Like most businesses we are monitoring the changing landscape and impacts on the wider workforce. First and foremost, the increased level of agility and ability of employees to work remotely and productively will feed into longer term strategies for both the workforce and workplace. As the return to the workplace looks set to be a gradual process, we will gain a greater understanding of how the workforce, not only in the UK, will want to operate as time goes by. This could mean a change in working patterns (times), methods of transport to and from work, as well as a wholesale shift in health and wellbeing provision. As commercial property advisers we are acutely aware of the impact this pandemic is having on the demand for and way in which we use the physical office space. Perceptions around remote working will have undoubtedly changed as a result of this pandemic, as will attitudes to travel and the necessity of face to face meeting.

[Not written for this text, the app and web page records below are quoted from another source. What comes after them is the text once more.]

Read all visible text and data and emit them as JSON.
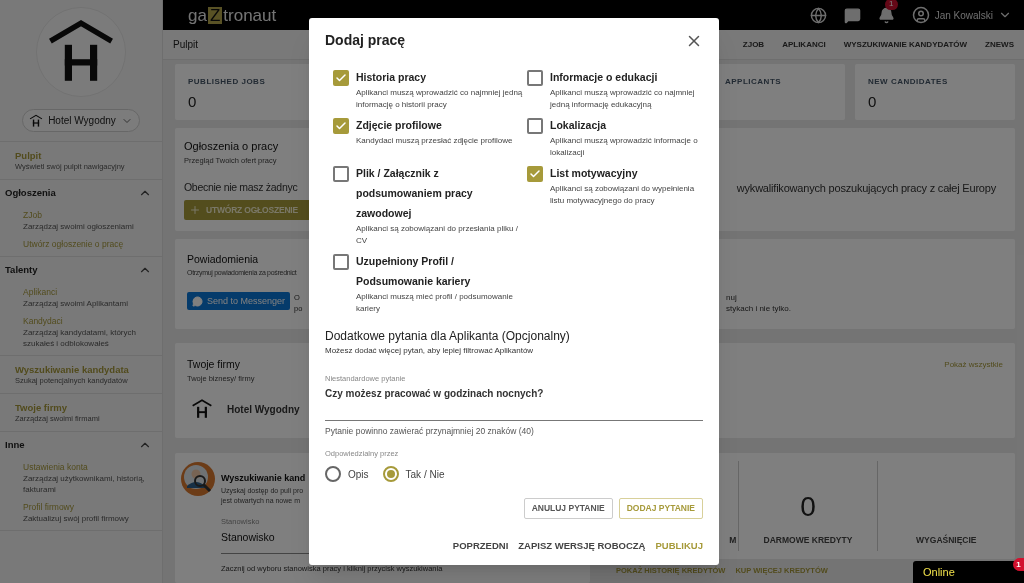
{
  "sidebar": {
    "company": "Hotel Wygodny",
    "items": [
      {
        "kind": "link",
        "label": "Pulpit",
        "description": "Wyświetl swój pulpit nawigacyjny"
      },
      {
        "kind": "section",
        "label": "Ogłoszenia",
        "expanded": true,
        "children": [
          {
            "label": "ZJob",
            "description": "Zarządzaj swoimi ogłoszeniami"
          },
          {
            "label": "Utwórz ogłoszenie o pracę"
          }
        ]
      },
      {
        "kind": "section",
        "label": "Talenty",
        "expanded": true,
        "children": [
          {
            "label": "Aplikanci",
            "description": "Zarządzaj swoimi Aplikantami"
          },
          {
            "label": "Kandydaci",
            "description": "Zarządzaj kandydatami, których szukałeś i odblokowałeś"
          }
        ]
      },
      {
        "kind": "link",
        "label": "Wyszukiwanie kandydata",
        "description": "Szukaj potencjalnych kandydatów"
      },
      {
        "kind": "link",
        "label": "Twoje firmy",
        "description": "Zarządzaj swoimi firmami"
      },
      {
        "kind": "section",
        "label": "Inne",
        "expanded": true,
        "children": [
          {
            "label": "Ustawienia konta",
            "description": "Zarządzaj użytkownikami, historią, fakturami"
          },
          {
            "label": "Profil firmowy",
            "description": "Zaktualizuj swój profil firmowy"
          }
        ]
      }
    ]
  },
  "top_bar": {
    "logo": {
      "before": "ga",
      "highlight": "Z",
      "after": "tronaut"
    },
    "notifications": "1",
    "user": "Jan Kowalski"
  },
  "sub_nav": {
    "page": "Pulpit",
    "tabs": [
      "ZJOB",
      "APLIKANCI",
      "WYSZUKIWANIE KANDYDATÓW",
      "ZNEWS"
    ]
  },
  "stats": [
    {
      "label": "PUBLISHED JOBS",
      "value": "0"
    },
    {
      "label": "APPLICANTS"
    },
    {
      "label": "NEW CANDIDATES",
      "value": "0"
    }
  ],
  "job_ads": {
    "title": "Ogłoszenia o pracy",
    "subtitle": "Przegląd Twoich ofert pracy",
    "empty_text": "Obecnie nie masz żadnyc",
    "right_text": "wykwalifikowanych poszukujących pracy z całej Europy",
    "create_button": "UTWÓRZ OGŁOSZENIE"
  },
  "notifications": {
    "title": "Powiadomienia",
    "subtitle": "Otrzymuj powiadomienia za pośrednict",
    "messenger_button": "Send to Messenger",
    "left_lines": [
      "O",
      "po"
    ],
    "right_lines": [
      "nuj",
      "stykach i nie tylko."
    ]
  },
  "companies": {
    "title": "Twoje firmy",
    "subtitle": "Twoje biznesy/ firmy",
    "show_all": "Pokaż wszystkie",
    "items": [
      "Hotel Wygodny"
    ]
  },
  "candidate_search": {
    "title": "Wyszukiwanie kand",
    "description_lines": [
      "Uzyskaj dostęp do puli pro",
      "jest otwartych na nowe m"
    ],
    "field": {
      "label": "Stanowisko",
      "value": "Stanowisko"
    },
    "hint": "Zacznij od wyboru stanowiska pracy i kliknij przycisk wyszukiwania"
  },
  "credits": {
    "columns": [
      {
        "label": "M"
      },
      {
        "value": "0",
        "label": "DARMOWE KREDYTY"
      },
      {
        "label": "WYGAŚNIĘCIE"
      }
    ],
    "links": [
      "POKAŻ HISTORIĘ KREDYTÓW",
      "KUP WIĘCEJ KREDYTÓW"
    ]
  },
  "chat": {
    "label": "Online",
    "badge": "1"
  },
  "modal": {
    "title": "Dodaj pracę",
    "requirements": [
      {
        "label": "Historia pracy",
        "description": "Aplikanci muszą wprowadzić co najmniej jedną informację o historii pracy",
        "checked": true
      },
      {
        "label": "Informacje o edukacji",
        "description": "Aplikanci muszą wprowadzić co najmniej jedną informację edukacyjną",
        "checked": false
      },
      {
        "label": "Zdjęcie profilowe",
        "description": "Kandydaci muszą przesłać zdjęcie profilowe",
        "checked": true
      },
      {
        "label": "Lokalizacja",
        "description": "Aplikanci muszą wprowadzić informacje o lokalizacji",
        "checked": false
      },
      {
        "label": "Plik / Załącznik z podsumowaniem pracy zawodowej",
        "description": "Aplikanci są zobowiązani do przesłania pliku / CV",
        "checked": false
      },
      {
        "label": "List motywacyjny",
        "description": "Aplikanci są zobowiązani do wypełnienia listu motywacyjnego do pracy",
        "checked": true
      },
      {
        "label": "Uzupełniony Profil / Podsumowanie kariery",
        "description": "Aplikanci muszą mieć profil / podsumowanie kariery",
        "checked": false
      }
    ],
    "questions": {
      "title": "Dodatkowe pytania dla Aplikanta (Opcjonalny)",
      "subtitle": "Możesz dodać więcej pytań, aby lepiej filtrować Aplikantów",
      "field": {
        "label": "Niestandardowe pytanie",
        "value": "Czy możesz pracować w godzinach nocnych?",
        "helper": "Pytanie powinno zawierać przynajmniej 20 znaków (40)"
      },
      "answer_label": "Odpowiedzialny przez",
      "answer_options": [
        {
          "label": "Opis",
          "selected": false
        },
        {
          "label": "Tak / Nie",
          "selected": true
        }
      ],
      "buttons": [
        {
          "label": "ANULUJ PYTANIE",
          "kind": "outline"
        },
        {
          "label": "DODAJ PYTANIE",
          "kind": "primary"
        }
      ]
    },
    "footer_buttons": [
      {
        "label": "POPRZEDNI",
        "kind": "plain"
      },
      {
        "label": "ZAPISZ WERSJĘ ROBOCZĄ",
        "kind": "plain"
      },
      {
        "label": "PUBLIKUJ",
        "kind": "primary"
      }
    ]
  }
}
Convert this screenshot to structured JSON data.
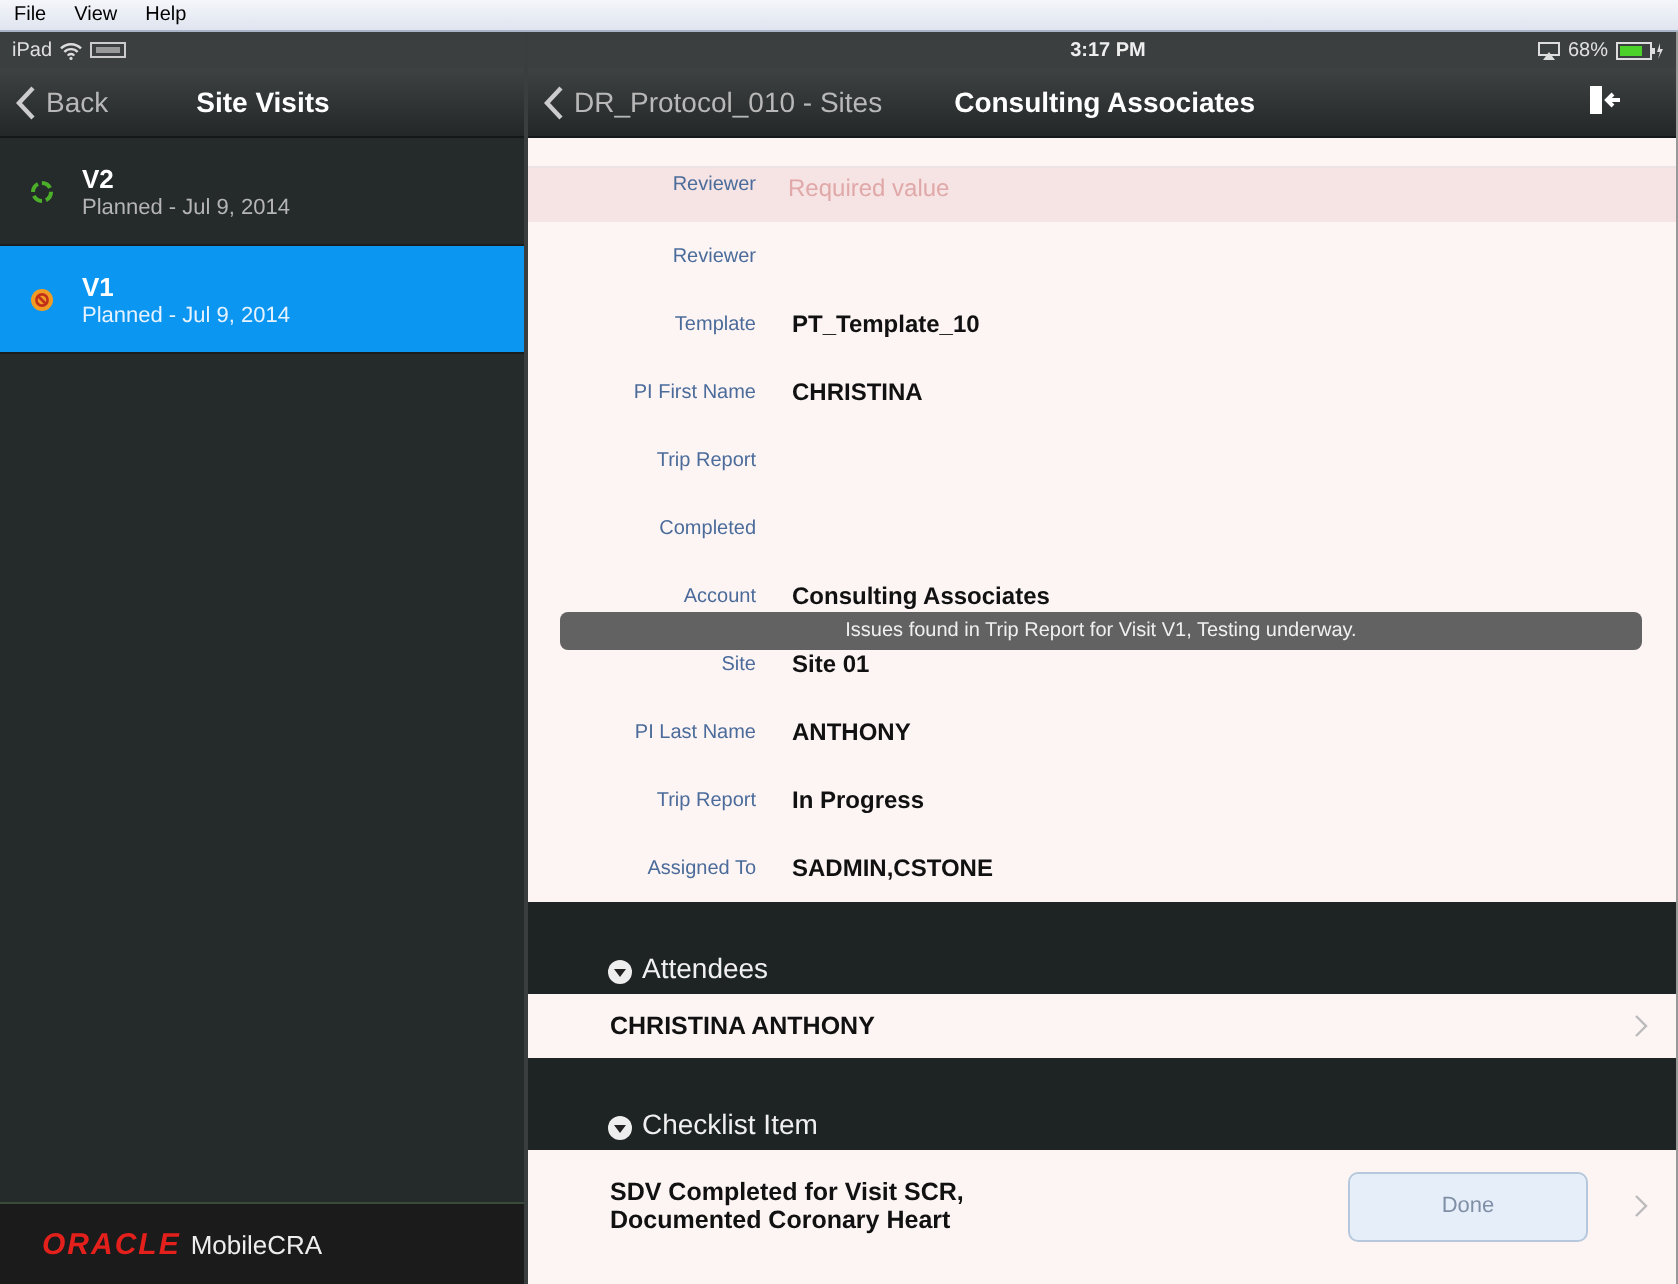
{
  "menu_bar": [
    "File",
    "View",
    "Help"
  ],
  "status_bar": {
    "device": "iPad",
    "time": "3:17 PM",
    "battery": "68%"
  },
  "sidebar": {
    "back": "Back",
    "title": "Site Visits",
    "visits": [
      {
        "name": "V2",
        "subtitle": "Planned - Jul 9, 2014",
        "kind": "in_progress",
        "selected": false
      },
      {
        "name": "V1",
        "subtitle": "Planned - Jul 9, 2014",
        "kind": "issue",
        "selected": true
      }
    ],
    "footer": {
      "brand": "ORACLE",
      "product": "MobileCRA"
    }
  },
  "detail": {
    "back": "DR_Protocol_010 - Sites",
    "title": "Consulting Associates",
    "fields": [
      {
        "label": "Reviewer",
        "placeholder": "Required value",
        "invalid": true
      },
      {
        "label": "Reviewer",
        "invalid": false
      },
      {
        "label": "Template",
        "value": "PT_Template_10",
        "invalid": false
      },
      {
        "label": "PI First Name",
        "value": "CHRISTINA",
        "invalid": false
      },
      {
        "label": "Trip Report",
        "invalid": false
      },
      {
        "label": "Completed",
        "invalid": false
      },
      {
        "label": "Account",
        "value": "Consulting Associates",
        "invalid": false
      },
      {
        "label": "Site",
        "value": "Site 01",
        "invalid": false
      },
      {
        "label": "PI Last Name",
        "value": "ANTHONY",
        "invalid": false
      },
      {
        "label": "Trip Report",
        "value": "In Progress",
        "invalid": false
      },
      {
        "label": "Assigned To",
        "value": "SADMIN,CSTONE",
        "invalid": false
      }
    ],
    "sections": [
      {
        "title": "Attendees",
        "expanded": true,
        "items": [
          {
            "text": "CHRISTINA ANTHONY"
          }
        ]
      },
      {
        "title": "Checklist Item",
        "expanded": true,
        "items": [
          {
            "text": "SDV Completed for Visit SCR, Documented Coronary Heart",
            "button": {
              "label": "Done",
              "disabled": true
            }
          }
        ]
      }
    ],
    "toast": "Issues found in Trip Report for Visit V1, Testing underway."
  }
}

That said, the importance of the physical office space as a medium for collaborative working, team spirit and human interface will not diminish exponentially.

8.       What 3 things would you like your employees to say about how your company has handled this situation and your culture during this pandemic?

That staff wellbeing was placed at the heart of decision making by the business, that we demonstrated our core values with regular inclusion and dedication in keeping our people together, and that all employees were afforded the opportunity and given the tools to work as effectively as possible from the first day of the crisis.
9.       Do you think remote working will become more accepted post Coronavirus?

Without a doubt. Those that regularly work remotely may be questioning what all the fuss is about. Those who were occasional home workers have probably adapted quite well. The ‘never before’ camp have probably found it more difficult to adjust. Whichever camp you fall into, acceptance of remote working both from an employee and employer viewpoint has progressed significantly. Trust and productivity were two previous concerns for employers. These have for the most part been discounted through the enforced lockdown. It is more evident than ever before that remote working is now seen as a viable long-term working solution. However, we must not lose sight of the sense of belonging and culture that a physical office space can afford us. There is a window now however for companies to get the balance right, adopt different working set-ups, that could release a new wave of productivity.
10.   What positive aspects of working from home have you taken from this experience that you will implement your work ethic in the future?

More of a work / life balance with commuting eradicated. I can also see a lot more people walking or cycling to work now which will induce a much needed change environmentally, and have a positive effect on people’s wellbeing and mental health. 

11.   What can talent do now to place them in a better position when looking for a job in a few months?

Talent can use the experiences they have learnt through the current period to show how they can adapt to new ways of working, technologies and processes. What skills have they learnt, self-starting, being a cohesive part of a team, and identifying opportunities.

12.   What are the challenges facing job seekers over the next 6-12 months (post Coronavirus)?

The economic situation here in the UK and overseas will make the employment market rather more precarious. Unemployment is expected to be high; companies will be more likely to cost-cut, making it a challenging market for job seekers. Finding the right job for you may become more difficult, but there will be opportunities as companies adopt new technologies and skillsets to adapt and overcome the crisis.

For more information about DeVono Cresa, you can click here

DeVono Cresa